ABOUT THIS EXERCISE: Isolate every line in the records below with "パネル項目" in it.

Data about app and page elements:

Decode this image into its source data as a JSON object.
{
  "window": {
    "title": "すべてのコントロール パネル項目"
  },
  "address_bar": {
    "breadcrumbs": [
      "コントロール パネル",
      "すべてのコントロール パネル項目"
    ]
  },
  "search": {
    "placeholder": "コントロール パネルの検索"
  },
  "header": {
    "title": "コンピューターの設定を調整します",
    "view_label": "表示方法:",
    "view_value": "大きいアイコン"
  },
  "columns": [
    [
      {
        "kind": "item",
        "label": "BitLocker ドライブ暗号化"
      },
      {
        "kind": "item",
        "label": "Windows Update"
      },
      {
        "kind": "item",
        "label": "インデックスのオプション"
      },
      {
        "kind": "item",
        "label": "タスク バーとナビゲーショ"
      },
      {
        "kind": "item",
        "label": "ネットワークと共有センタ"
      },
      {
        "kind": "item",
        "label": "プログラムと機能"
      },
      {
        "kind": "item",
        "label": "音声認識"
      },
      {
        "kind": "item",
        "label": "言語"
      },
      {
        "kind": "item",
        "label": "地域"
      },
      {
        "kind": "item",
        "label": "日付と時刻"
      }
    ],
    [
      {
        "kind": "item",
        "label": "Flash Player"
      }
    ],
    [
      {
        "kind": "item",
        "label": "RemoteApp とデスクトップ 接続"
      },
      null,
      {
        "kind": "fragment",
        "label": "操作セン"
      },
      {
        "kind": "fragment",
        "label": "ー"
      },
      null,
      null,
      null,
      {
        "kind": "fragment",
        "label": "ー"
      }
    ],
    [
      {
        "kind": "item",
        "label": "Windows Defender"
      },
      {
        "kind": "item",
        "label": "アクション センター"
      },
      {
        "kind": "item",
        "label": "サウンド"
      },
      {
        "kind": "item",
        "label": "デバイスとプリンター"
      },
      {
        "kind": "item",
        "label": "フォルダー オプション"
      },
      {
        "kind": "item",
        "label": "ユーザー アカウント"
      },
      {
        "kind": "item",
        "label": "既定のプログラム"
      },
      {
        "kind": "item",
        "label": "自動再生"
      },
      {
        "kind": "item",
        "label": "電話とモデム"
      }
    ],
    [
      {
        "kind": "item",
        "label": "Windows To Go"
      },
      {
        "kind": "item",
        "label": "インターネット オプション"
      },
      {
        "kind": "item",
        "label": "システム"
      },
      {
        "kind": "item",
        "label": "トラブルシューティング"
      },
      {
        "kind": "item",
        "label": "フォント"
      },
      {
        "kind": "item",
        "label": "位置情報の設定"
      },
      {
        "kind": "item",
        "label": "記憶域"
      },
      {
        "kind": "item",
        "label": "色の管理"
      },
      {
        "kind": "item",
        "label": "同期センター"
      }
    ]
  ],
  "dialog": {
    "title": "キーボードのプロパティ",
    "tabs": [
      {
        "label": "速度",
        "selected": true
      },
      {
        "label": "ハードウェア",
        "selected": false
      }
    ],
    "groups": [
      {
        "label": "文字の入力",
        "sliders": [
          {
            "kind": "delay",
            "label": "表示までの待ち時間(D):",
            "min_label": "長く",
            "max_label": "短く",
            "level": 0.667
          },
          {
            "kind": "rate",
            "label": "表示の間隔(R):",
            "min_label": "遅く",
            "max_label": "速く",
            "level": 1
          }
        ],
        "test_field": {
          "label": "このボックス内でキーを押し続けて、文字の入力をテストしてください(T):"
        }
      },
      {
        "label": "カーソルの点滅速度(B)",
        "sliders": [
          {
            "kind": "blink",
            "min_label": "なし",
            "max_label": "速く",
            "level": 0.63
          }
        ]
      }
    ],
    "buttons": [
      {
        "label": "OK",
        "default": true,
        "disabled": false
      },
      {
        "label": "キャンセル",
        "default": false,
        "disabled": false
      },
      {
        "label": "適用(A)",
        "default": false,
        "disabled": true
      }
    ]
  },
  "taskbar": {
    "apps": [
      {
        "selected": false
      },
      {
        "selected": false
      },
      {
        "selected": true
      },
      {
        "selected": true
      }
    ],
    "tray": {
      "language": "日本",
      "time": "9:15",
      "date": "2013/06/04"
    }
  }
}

WRITTEN ANSWER:
    "title": "すべてのコントロール パネル項目"
      "すべてのコントロール パネル項目"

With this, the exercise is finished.